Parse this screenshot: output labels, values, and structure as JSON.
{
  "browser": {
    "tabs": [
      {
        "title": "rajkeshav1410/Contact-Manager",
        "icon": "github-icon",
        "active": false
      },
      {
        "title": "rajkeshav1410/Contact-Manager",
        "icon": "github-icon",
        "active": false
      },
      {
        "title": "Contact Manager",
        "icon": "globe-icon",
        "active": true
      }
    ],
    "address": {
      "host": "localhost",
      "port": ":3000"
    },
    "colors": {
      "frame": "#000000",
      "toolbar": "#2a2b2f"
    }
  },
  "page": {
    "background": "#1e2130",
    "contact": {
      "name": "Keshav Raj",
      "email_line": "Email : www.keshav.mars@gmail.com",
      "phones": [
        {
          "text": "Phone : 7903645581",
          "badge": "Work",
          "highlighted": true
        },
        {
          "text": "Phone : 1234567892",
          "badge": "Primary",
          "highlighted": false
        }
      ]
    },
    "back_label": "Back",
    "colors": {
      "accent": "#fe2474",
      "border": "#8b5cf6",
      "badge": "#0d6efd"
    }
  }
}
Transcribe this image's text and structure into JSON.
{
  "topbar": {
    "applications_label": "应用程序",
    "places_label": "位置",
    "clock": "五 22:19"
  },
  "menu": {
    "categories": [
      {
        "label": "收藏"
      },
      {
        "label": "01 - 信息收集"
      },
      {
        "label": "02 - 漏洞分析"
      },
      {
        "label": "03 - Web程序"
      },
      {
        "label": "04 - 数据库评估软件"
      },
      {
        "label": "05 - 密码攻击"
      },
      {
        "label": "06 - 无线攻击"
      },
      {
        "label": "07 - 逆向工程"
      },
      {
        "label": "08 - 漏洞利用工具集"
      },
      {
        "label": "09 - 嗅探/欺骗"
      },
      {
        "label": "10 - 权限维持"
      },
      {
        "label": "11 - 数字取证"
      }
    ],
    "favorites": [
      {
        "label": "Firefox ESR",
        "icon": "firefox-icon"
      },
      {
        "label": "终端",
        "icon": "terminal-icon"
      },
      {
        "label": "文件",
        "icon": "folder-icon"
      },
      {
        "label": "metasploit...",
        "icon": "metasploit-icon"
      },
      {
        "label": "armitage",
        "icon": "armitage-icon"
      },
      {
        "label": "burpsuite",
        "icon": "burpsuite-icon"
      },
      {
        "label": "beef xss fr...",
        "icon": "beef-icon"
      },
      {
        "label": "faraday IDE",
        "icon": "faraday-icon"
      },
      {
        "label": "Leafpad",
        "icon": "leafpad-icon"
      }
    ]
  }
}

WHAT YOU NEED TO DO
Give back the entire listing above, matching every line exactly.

ANSWER TO THIS PROBLEM
Parse this screenshot: output labels, values, and structure as JSON.
{
  "browser": {
    "tabs": [
      {
        "title": "rajkeshav1410/Contact-Manager",
        "icon": "github-icon",
        "active": false
      },
      {
        "title": "rajkeshav1410/Contact-Manager",
        "icon": "github-icon",
        "active": false
      },
      {
        "title": "Contact Manager",
        "icon": "globe-icon",
        "active": true
      }
    ],
    "address": {
      "host": "localhost",
      "port": ":3000"
    },
    "colors": {
      "frame": "#000000",
      "toolbar": "#2a2b2f"
    }
  },
  "page": {
    "background": "#1e2130",
    "contact": {
      "name": "Keshav Raj",
      "email_line": "Email : www.keshav.mars@gmail.com",
      "phones": [
        {
          "text": "Phone : 7903645581",
          "badge": "Work",
          "highlighted": true
        },
        {
          "text": "Phone : 1234567892",
          "badge": "Primary",
          "highlighted": false
        }
      ]
    },
    "back_label": "Back",
    "colors": {
      "accent": "#fe2474",
      "border": "#8b5cf6",
      "badge": "#0d6efd"
    }
  }
}
Transcribe this image's text and structure into JSON.
{
  "topbar": {
    "applications_label": "应用程序",
    "places_label": "位置",
    "clock": "五 22:19"
  },
  "menu": {
    "categories": [
      {
        "label": "收藏"
      },
      {
        "label": "01 - 信息收集"
      },
      {
        "label": "02 - 漏洞分析"
      },
      {
        "label": "03 - Web程序"
      },
      {
        "label": "04 - 数据库评估软件"
      },
      {
        "label": "05 - 密码攻击"
      },
      {
        "label": "06 - 无线攻击"
      },
      {
        "label": "07 - 逆向工程"
      },
      {
        "label": "08 - 漏洞利用工具集"
      },
      {
        "label": "09 - 嗅探/欺骗"
      },
      {
        "label": "10 - 权限维持"
      },
      {
        "label": "11 - 数字取证"
      }
    ],
    "favorites": [
      {
        "label": "Firefox ESR",
        "icon": "firefox-icon"
      },
      {
        "label": "终端",
        "icon": "terminal-icon"
      },
      {
        "label": "文件",
        "icon": "folder-icon"
      },
      {
        "label": "metasploit...",
        "icon": "metasploit-icon"
      },
      {
        "label": "armitage",
        "icon": "armitage-icon"
      },
      {
        "label": "burpsuite",
        "icon": "burpsuite-icon"
      },
      {
        "label": "beef xss fr...",
        "icon": "beef-icon"
      },
      {
        "label": "faraday IDE",
        "icon": "faraday-icon"
      },
      {
        "label": "Leafpad",
        "icon": "leafpad-icon"
      }
    ]
  }
}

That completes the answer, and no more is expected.